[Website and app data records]
Content starts

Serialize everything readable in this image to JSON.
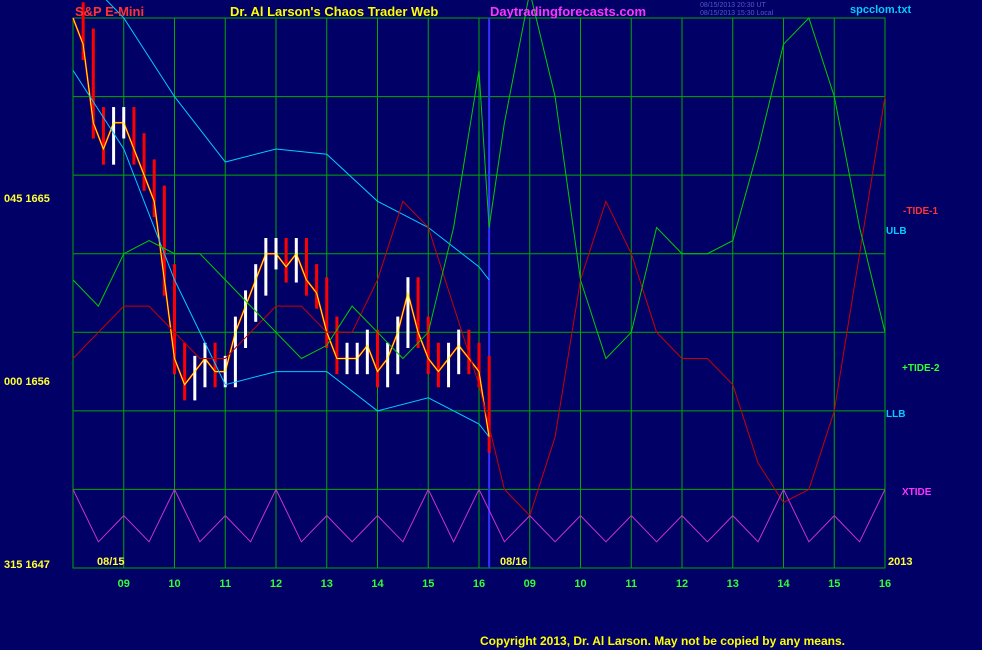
{
  "header": {
    "instrument": "S&P E-Mini",
    "title": "Dr. Al Larson's Chaos Trader Web",
    "site": "Daytradingforecasts.com",
    "file": "spcclom.txt",
    "stamp_1": "08/15/2013 20:30 UT",
    "stamp_2": "08/15/2013 15:30 Local"
  },
  "y_axis": {
    "top": "045  1665",
    "mid": "000  1656",
    "bot": "315  1647"
  },
  "x_axis": {
    "date_1": "08/15",
    "date_2": "08/16",
    "year": "2013",
    "ticks": [
      "09",
      "10",
      "11",
      "12",
      "13",
      "14",
      "15",
      "16",
      "09",
      "10",
      "11",
      "12",
      "13",
      "14",
      "15",
      "16"
    ]
  },
  "right_labels": {
    "tide1": "-TIDE-1",
    "ulb": "ULB",
    "tide2": "+TIDE-2",
    "llb": "LLB",
    "xtide": "XTIDE"
  },
  "colors": {
    "background": "#000066",
    "grid": "#00aa00",
    "price_down": "#ff0000",
    "price_up": "#ffffff",
    "price_line": "#ffff00",
    "bands": "#00ccff",
    "tide1": "#cc0000",
    "tide2": "#00cc00",
    "xtide": "#cc33cc",
    "now_line": "#3333ff"
  },
  "footer": {
    "copyright": "Copyright 2013, Dr. Al Larson. May not be copied by any means."
  },
  "chart_data": {
    "type": "line",
    "title": "S&P E-Mini",
    "x_unit": "hour",
    "ylim": [
      1647,
      1668
    ],
    "yticks": [
      1647,
      1656,
      1665
    ],
    "grid": true,
    "now_x": 16.2,
    "series": [
      {
        "name": "Price",
        "x": [
          8.0,
          8.2,
          8.4,
          8.6,
          8.8,
          9.0,
          9.2,
          9.4,
          9.6,
          9.8,
          10.0,
          10.2,
          10.4,
          10.6,
          10.8,
          11.0,
          11.2,
          11.4,
          11.6,
          11.8,
          12.0,
          12.2,
          12.4,
          12.6,
          12.8,
          13.0,
          13.2,
          13.4,
          13.6,
          13.8,
          14.0,
          14.2,
          14.4,
          14.6,
          14.8,
          15.0,
          15.2,
          15.4,
          15.6,
          15.8,
          16.0,
          16.2
        ],
        "values": [
          1668,
          1667,
          1664,
          1663,
          1664,
          1664,
          1663,
          1662,
          1661,
          1658,
          1655,
          1654,
          1654.5,
          1655,
          1654.5,
          1654.5,
          1656,
          1657,
          1658,
          1659,
          1659,
          1658.5,
          1659,
          1658,
          1657.5,
          1656,
          1655,
          1655,
          1655,
          1655.5,
          1654.5,
          1655,
          1656,
          1657.5,
          1656,
          1655,
          1654.5,
          1655,
          1655.5,
          1655,
          1654.5,
          1652
        ]
      },
      {
        "name": "ULB",
        "x": [
          8.0,
          9.0,
          10.0,
          11.0,
          12.0,
          13.0,
          14.0,
          15.0,
          16.0,
          16.2
        ],
        "values": [
          1670,
          1668,
          1665,
          1662.5,
          1663,
          1662.8,
          1661,
          1660,
          1658.5,
          1658
        ]
      },
      {
        "name": "LLB",
        "x": [
          8.0,
          9.0,
          10.0,
          11.0,
          12.0,
          13.0,
          14.0,
          15.0,
          16.0,
          16.2
        ],
        "values": [
          1666,
          1663,
          1658,
          1654,
          1654.5,
          1654.5,
          1653,
          1653.5,
          1652.5,
          1652
        ]
      },
      {
        "name": "TIDE-1",
        "x": [
          8.0,
          8.5,
          9.0,
          9.5,
          10.0,
          10.5,
          11.0,
          11.5,
          12.0,
          12.5,
          13.0,
          13.5,
          14.0,
          14.5,
          15.0,
          15.5,
          16.0,
          16.5,
          17.0,
          17.5,
          18.0,
          18.5,
          19.0,
          19.5,
          20.0,
          20.5,
          21.0,
          21.5,
          22.0,
          22.5,
          23.0,
          23.5,
          24.0
        ],
        "values": [
          1655,
          1656,
          1657,
          1657,
          1656,
          1655,
          1655,
          1656,
          1657,
          1657,
          1656,
          1656,
          1658,
          1661,
          1660,
          1657,
          1654,
          1650,
          1649,
          1652,
          1658,
          1661,
          1659,
          1656,
          1655,
          1655,
          1654,
          1651,
          1649.5,
          1650,
          1653,
          1659,
          1665
        ]
      },
      {
        "name": "TIDE-2",
        "x": [
          8.0,
          8.5,
          9.0,
          9.5,
          10.0,
          10.5,
          11.0,
          11.5,
          12.0,
          12.5,
          13.0,
          13.5,
          14.0,
          14.5,
          15.0,
          15.5,
          16.0,
          16.2,
          16.5,
          17.0,
          17.5,
          18.0,
          18.5,
          19.0,
          19.5,
          20.0,
          20.5,
          21.0,
          21.5,
          22.0,
          22.5,
          23.0,
          23.5,
          24.0
        ],
        "values": [
          1658,
          1657,
          1659,
          1659.5,
          1659,
          1659,
          1658,
          1657,
          1656,
          1655,
          1655.5,
          1657,
          1656,
          1655,
          1656,
          1660,
          1666,
          1660,
          1664,
          1669,
          1665,
          1658,
          1655,
          1656,
          1660,
          1659,
          1659,
          1659.5,
          1663,
          1667,
          1668,
          1665,
          1660,
          1656
        ]
      },
      {
        "name": "XTIDE",
        "x": [
          8.0,
          8.5,
          9.0,
          9.5,
          10.0,
          10.5,
          11.0,
          11.5,
          12.0,
          12.5,
          13.0,
          13.5,
          14.0,
          14.5,
          15.0,
          15.5,
          16.0,
          16.5,
          17.0,
          17.5,
          18.0,
          18.5,
          19.0,
          19.5,
          20.0,
          20.5,
          21.0,
          21.5,
          22.0,
          22.5,
          23.0,
          23.5,
          24.0
        ],
        "values": [
          1650,
          1648,
          1649,
          1648,
          1650,
          1648,
          1649,
          1648,
          1650,
          1648,
          1649,
          1648,
          1649,
          1648,
          1650,
          1648,
          1650,
          1648,
          1649,
          1648,
          1649,
          1648,
          1649,
          1648,
          1649,
          1648,
          1649,
          1648,
          1650,
          1648,
          1649,
          1648,
          1650
        ]
      }
    ]
  }
}
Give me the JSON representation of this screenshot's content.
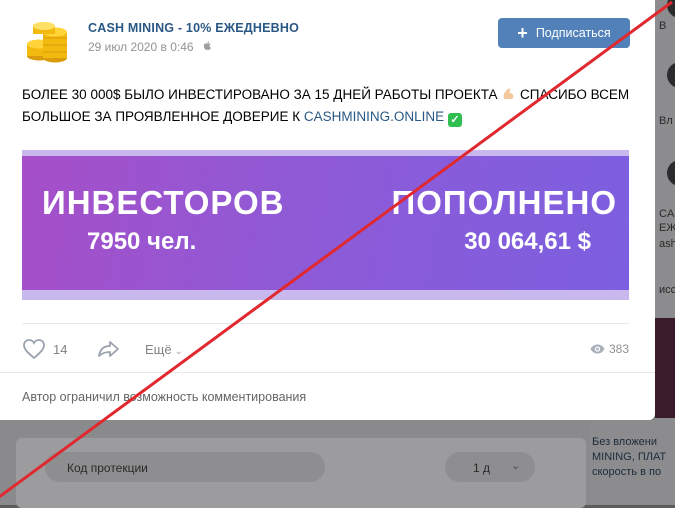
{
  "post": {
    "group_name": "CASH MINING - 10% ЕЖЕДНЕВНО",
    "date": "29 июл 2020 в 0:46",
    "subscribe_label": "Подписаться",
    "text_part1": "БОЛЕЕ 30 000$ БЫЛО ИНВЕСТИРОВАНО ЗА 15 ДНЕЙ РАБОТЫ ПРОЕКТА",
    "text_part2": "СПАСИБО ВСЕМ БОЛЬШОЕ ЗА ПРОЯВЛЕННОЕ ДОВЕРИЕ К",
    "link": "CASHMINING.ONLINE",
    "banner": {
      "left_title": "ИНВЕСТОРОВ",
      "left_value": "7950 чел.",
      "right_title": "ПОПОЛНЕНО",
      "right_value": "30 064,61 $"
    },
    "likes": "14",
    "more_label": "Ещё",
    "views": "383",
    "comments_note": "Автор ограничил возможность комментирования",
    "colors": {
      "link": "#2a5885",
      "button": "#5181b8",
      "cross": "#e0282e"
    }
  },
  "background": {
    "field_label": "Код протекции",
    "select_value": "1 д",
    "side_texts": [
      "В",
      "Вл",
      "CASH",
      "ЕЖЕД",
      "ashm",
      "исси"
    ],
    "news_lines": [
      "Без вложени",
      "MINING, ПЛАТ",
      "скорость в по"
    ]
  }
}
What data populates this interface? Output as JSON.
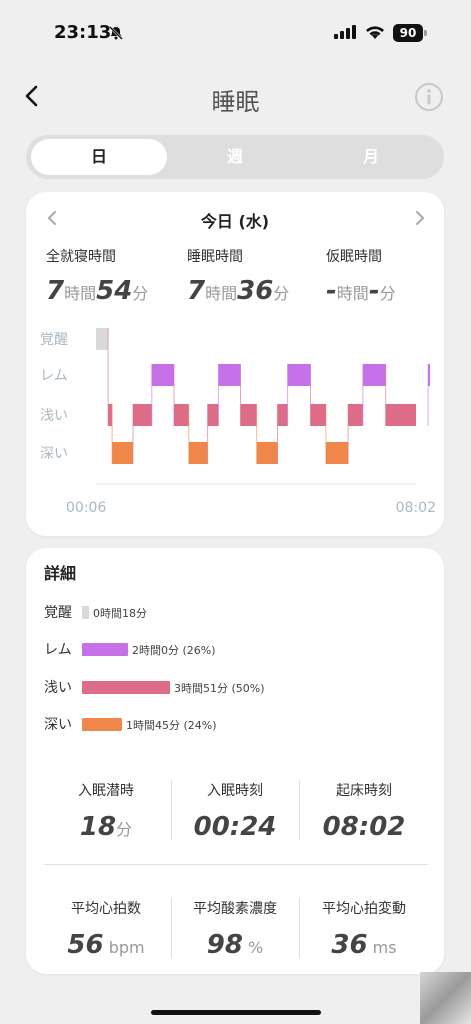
{
  "status_bar": {
    "time": "23:13",
    "battery": "90"
  },
  "nav": {
    "title": "睡眠"
  },
  "segments": [
    {
      "label": "日",
      "active": true
    },
    {
      "label": "週",
      "active": false
    },
    {
      "label": "月",
      "active": false
    }
  ],
  "summary": {
    "date": "今日 (水)",
    "total_in_bed": {
      "label": "全就寝時間",
      "hours": "7",
      "hours_unit": "時間",
      "minutes": "54",
      "minutes_unit": "分"
    },
    "sleep_time": {
      "label": "睡眠時間",
      "hours": "7",
      "hours_unit": "時間",
      "minutes": "36",
      "minutes_unit": "分"
    },
    "nap_time": {
      "label": "仮眠時間",
      "hours": "-",
      "hours_unit": "時間",
      "minutes": "-",
      "minutes_unit": "分"
    }
  },
  "chart_data": {
    "type": "hypnogram",
    "stages": [
      "覚醒",
      "レム",
      "浅い",
      "深い"
    ],
    "x_start_label": "00:06",
    "x_end_label": "08:02",
    "colors": {
      "覚醒": "#d9d9d9",
      "レム": "#c671e8",
      "浅い": "#dc6c88",
      "深い": "#ef874a"
    },
    "segments": [
      {
        "stage": "覚醒",
        "start_min": 0,
        "end_min": 18
      },
      {
        "stage": "浅い",
        "start_min": 18,
        "end_min": 24
      },
      {
        "stage": "深い",
        "start_min": 24,
        "end_min": 55
      },
      {
        "stage": "浅い",
        "start_min": 55,
        "end_min": 83
      },
      {
        "stage": "レム",
        "start_min": 83,
        "end_min": 116
      },
      {
        "stage": "浅い",
        "start_min": 116,
        "end_min": 138
      },
      {
        "stage": "深い",
        "start_min": 138,
        "end_min": 166
      },
      {
        "stage": "浅い",
        "start_min": 166,
        "end_min": 182
      },
      {
        "stage": "レム",
        "start_min": 182,
        "end_min": 215
      },
      {
        "stage": "浅い",
        "start_min": 215,
        "end_min": 239
      },
      {
        "stage": "深い",
        "start_min": 239,
        "end_min": 270
      },
      {
        "stage": "浅い",
        "start_min": 270,
        "end_min": 285
      },
      {
        "stage": "レム",
        "start_min": 285,
        "end_min": 319
      },
      {
        "stage": "浅い",
        "start_min": 319,
        "end_min": 342
      },
      {
        "stage": "深い",
        "start_min": 342,
        "end_min": 375
      },
      {
        "stage": "浅い",
        "start_min": 375,
        "end_min": 397
      },
      {
        "stage": "レム",
        "start_min": 397,
        "end_min": 431
      },
      {
        "stage": "浅い",
        "start_min": 431,
        "end_min": 494
      },
      {
        "stage": "レム",
        "start_min": 494,
        "end_min": 512
      }
    ],
    "total_minutes": 476
  },
  "detail": {
    "title": "詳細",
    "distribution": [
      {
        "label": "覚醒",
        "value": "0時間18分",
        "minutes": 18,
        "color": "#d9d9d9"
      },
      {
        "label": "レム",
        "value": "2時間0分 (26%)",
        "minutes": 120,
        "color": "#c671e8"
      },
      {
        "label": "浅い",
        "value": "3時間51分 (50%)",
        "minutes": 231,
        "color": "#dc6c88"
      },
      {
        "label": "深い",
        "value": "1時間45分 (24%)",
        "minutes": 105,
        "color": "#ef874a"
      }
    ],
    "metrics_top": [
      {
        "label": "入眠潜時",
        "value": "18",
        "unit": "分"
      },
      {
        "label": "入眠時刻",
        "value": "00:24",
        "unit": ""
      },
      {
        "label": "起床時刻",
        "value": "08:02",
        "unit": ""
      }
    ],
    "metrics_bottom": [
      {
        "label": "平均心拍数",
        "value": "56",
        "unit": "bpm"
      },
      {
        "label": "平均酸素濃度",
        "value": "98",
        "unit": "%"
      },
      {
        "label": "平均心拍変動",
        "value": "36",
        "unit": "ms"
      }
    ]
  }
}
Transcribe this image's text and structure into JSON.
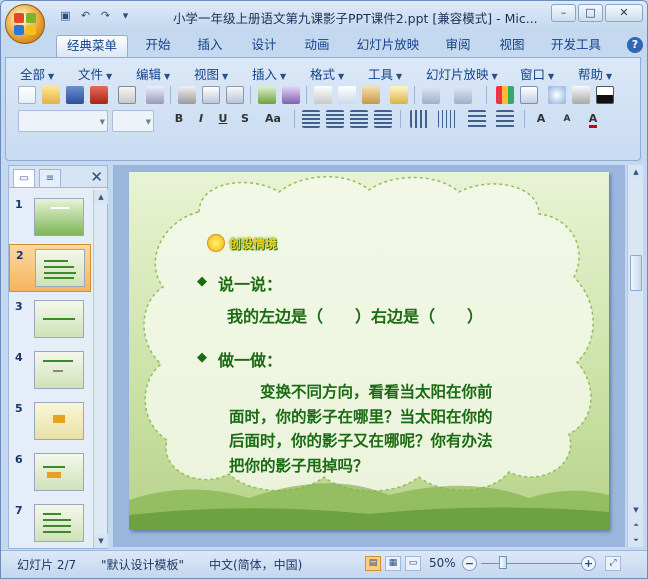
{
  "window": {
    "title": "小学一年级上册语文第九课影子PPT课件2.ppt [兼容模式] - Mic...",
    "controls": {
      "minimize": "–",
      "maximize": "□",
      "close": "✕"
    }
  },
  "quick_access": {
    "save": "💾",
    "undo": "↶",
    "redo": "↷",
    "customize": "▾"
  },
  "ribbon_tabs": [
    {
      "label": "经典菜单",
      "active": true
    },
    {
      "label": "开始"
    },
    {
      "label": "插入"
    },
    {
      "label": "设计"
    },
    {
      "label": "动画"
    },
    {
      "label": "幻灯片放映"
    },
    {
      "label": "审阅"
    },
    {
      "label": "视图"
    },
    {
      "label": "开发工具"
    }
  ],
  "help_label": "?",
  "menus": [
    {
      "label": "全部"
    },
    {
      "label": "文件"
    },
    {
      "label": "编辑"
    },
    {
      "label": "视图"
    },
    {
      "label": "插入"
    },
    {
      "label": "格式"
    },
    {
      "label": "工具"
    },
    {
      "label": "幻灯片放映"
    },
    {
      "label": "窗口"
    },
    {
      "label": "帮助"
    }
  ],
  "format_buttons": {
    "bold": "B",
    "italic": "I",
    "underline": "U",
    "strike": "S",
    "case": "Aa"
  },
  "left_pane": {
    "tab_slides": "▭",
    "tab_outline": "≡",
    "close": "✕",
    "slides": [
      {
        "num": "1",
        "selected": false
      },
      {
        "num": "2",
        "selected": true
      },
      {
        "num": "3",
        "selected": false
      },
      {
        "num": "4",
        "selected": false
      },
      {
        "num": "5",
        "selected": false
      },
      {
        "num": "6",
        "selected": false
      },
      {
        "num": "7",
        "selected": false
      }
    ]
  },
  "slide": {
    "badge": "创设情境",
    "bullet_mark": "◆",
    "heading1": "说一说：",
    "line1": "我的左边是（　　）右边是（　　）",
    "heading2": "做一做：",
    "paragraph": "　　变换不同方向，看看当太阳在你前\n面时，你的影子在哪里？当太阳在你的\n后面时，你的影子又在哪呢？你有办法\n把你的影子甩掉吗？"
  },
  "status_bar": {
    "slide_info": "幻灯片 2/7",
    "template": "\"默认设计模板\"",
    "language": "中文(简体，中国)",
    "zoom": "50%",
    "zoom_out": "−",
    "zoom_in": "+"
  },
  "colors": {
    "slide_text": "#1a6b12",
    "selection": "#f6b45f",
    "ribbon": "#c9dbf2"
  }
}
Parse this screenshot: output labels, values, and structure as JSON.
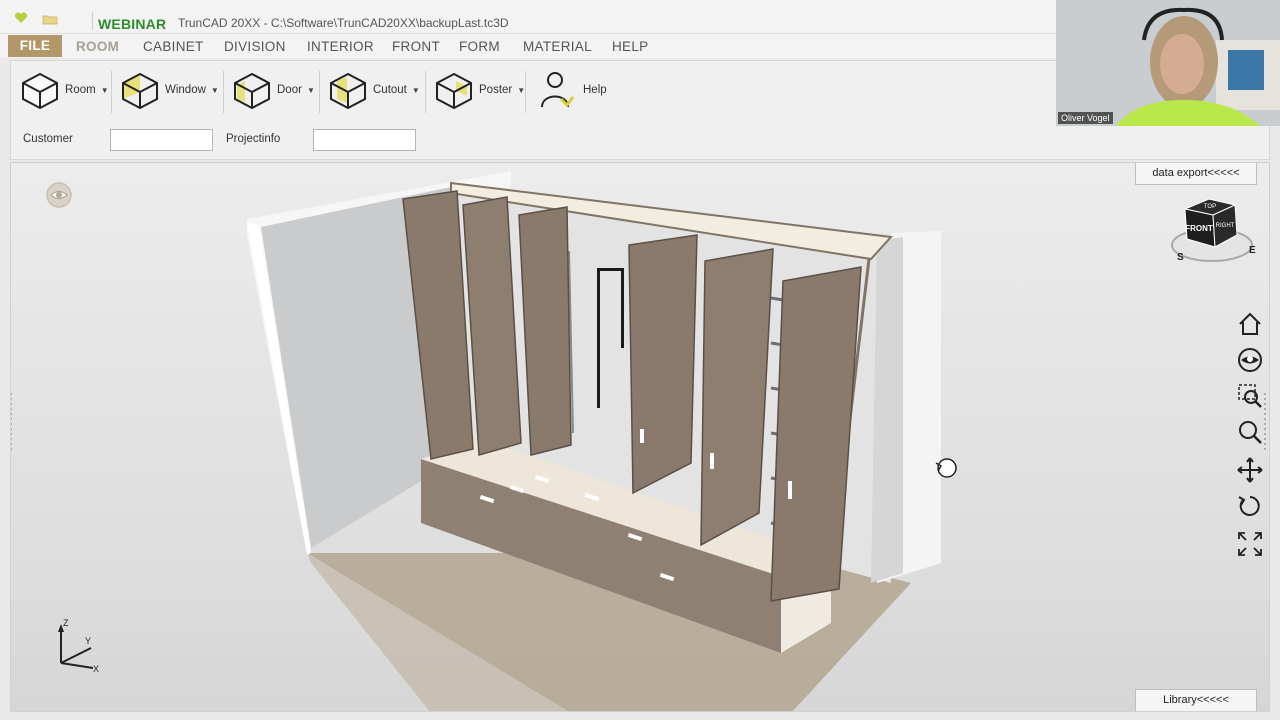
{
  "app": {
    "brand": "WEBINAR",
    "window_title": "TrunCAD 20XX - C:\\Software\\TrunCAD20XX\\backupLast.tc3D"
  },
  "menu": {
    "items": [
      "FILE",
      "ROOM",
      "CABINET",
      "DIVISION",
      "INTERIOR",
      "FRONT",
      "FORM",
      "MATERIAL",
      "HELP"
    ],
    "active": "ROOM"
  },
  "ribbon": {
    "buttons": [
      {
        "label": "Room",
        "icon": "room-icon",
        "dropdown": true
      },
      {
        "label": "Window",
        "icon": "window-icon",
        "dropdown": true
      },
      {
        "label": "Door",
        "icon": "door-icon",
        "dropdown": true
      },
      {
        "label": "Cutout",
        "icon": "cutout-icon",
        "dropdown": true
      },
      {
        "label": "Poster",
        "icon": "poster-icon",
        "dropdown": true
      },
      {
        "label": "Help",
        "icon": "help-person-icon",
        "dropdown": false
      }
    ],
    "fields": {
      "customer_label": "Customer",
      "customer_value": "",
      "projectinfo_label": "Projectinfo",
      "projectinfo_value": ""
    }
  },
  "viewport": {
    "data_export_label": "data export<<<<<",
    "library_label": "Library<<<<<",
    "navcube": {
      "face_top": "TOP",
      "face_front": "FRONT",
      "face_right": "RIGHT",
      "compass_s": "S",
      "compass_e": "E"
    },
    "axes": {
      "z": "Z",
      "y": "Y",
      "x": "X"
    },
    "tools": [
      "home-icon",
      "eye-view-icon",
      "zoom-window-icon",
      "zoom-icon",
      "pan-icon",
      "rotate-icon",
      "fit-screen-icon"
    ]
  },
  "webcam": {
    "participant_name": "Oliver Vogel"
  },
  "colors": {
    "accent_file": "#b29769",
    "brand_green": "#2e8b2e",
    "wood": "#8a7a6c",
    "floor": "#b3a58f"
  }
}
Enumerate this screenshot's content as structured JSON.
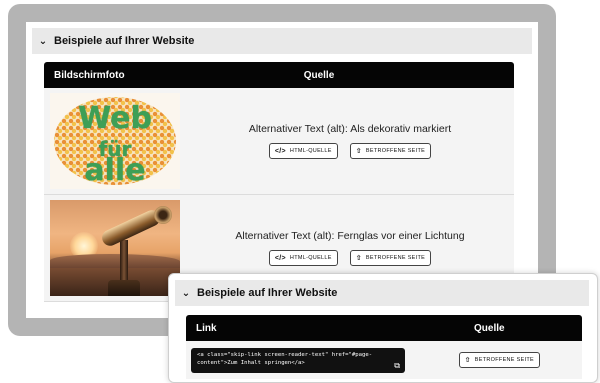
{
  "main_panel": {
    "section_title": "Beispiele auf Ihrer Website",
    "columns": [
      "Bildschirmfoto",
      "Quelle"
    ],
    "rows": [
      {
        "alt_text": "Alternativer Text (alt): Als dekorativ markiert",
        "image_text": [
          "Web",
          "für",
          "alle"
        ],
        "buttons": [
          "HTML-QUELLE",
          "BETROFFENE SEITE"
        ]
      },
      {
        "alt_text": "Alternativer Text (alt): Fernglas vor einer Lichtung",
        "buttons": [
          "HTML-QUELLE",
          "BETROFFENE SEITE"
        ]
      }
    ]
  },
  "overlay_panel": {
    "section_title": "Beispiele auf Ihrer Website",
    "columns": [
      "Link",
      "Quelle"
    ],
    "rows": [
      {
        "code_lines": [
          "<a class=\"skip-link screen-reader-text\" href=\"#page-",
          "content\">Zum Inhalt springen</a>"
        ],
        "button": "BETROFFENE SEITE"
      }
    ]
  },
  "icons": {
    "chevron": "chevron-down-icon",
    "code": "code-icon",
    "share": "share-icon",
    "copy": "copy-icon"
  },
  "colors": {
    "frame": "#b4b4b4",
    "table_header": "#050505",
    "accordion_bg": "#e9e9e9",
    "row_bg": "#f4f4f4"
  }
}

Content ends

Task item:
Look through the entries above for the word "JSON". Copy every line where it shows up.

Response area:
Serialize everything readable in this image to JSON.
Give me the JSON representation of this screenshot's content.
What data populates this interface? Output as JSON.
Transcribe this image's text and structure into JSON.
Parse this screenshot: output labels, values, and structure as JSON.
Enumerate this screenshot's content as structured JSON.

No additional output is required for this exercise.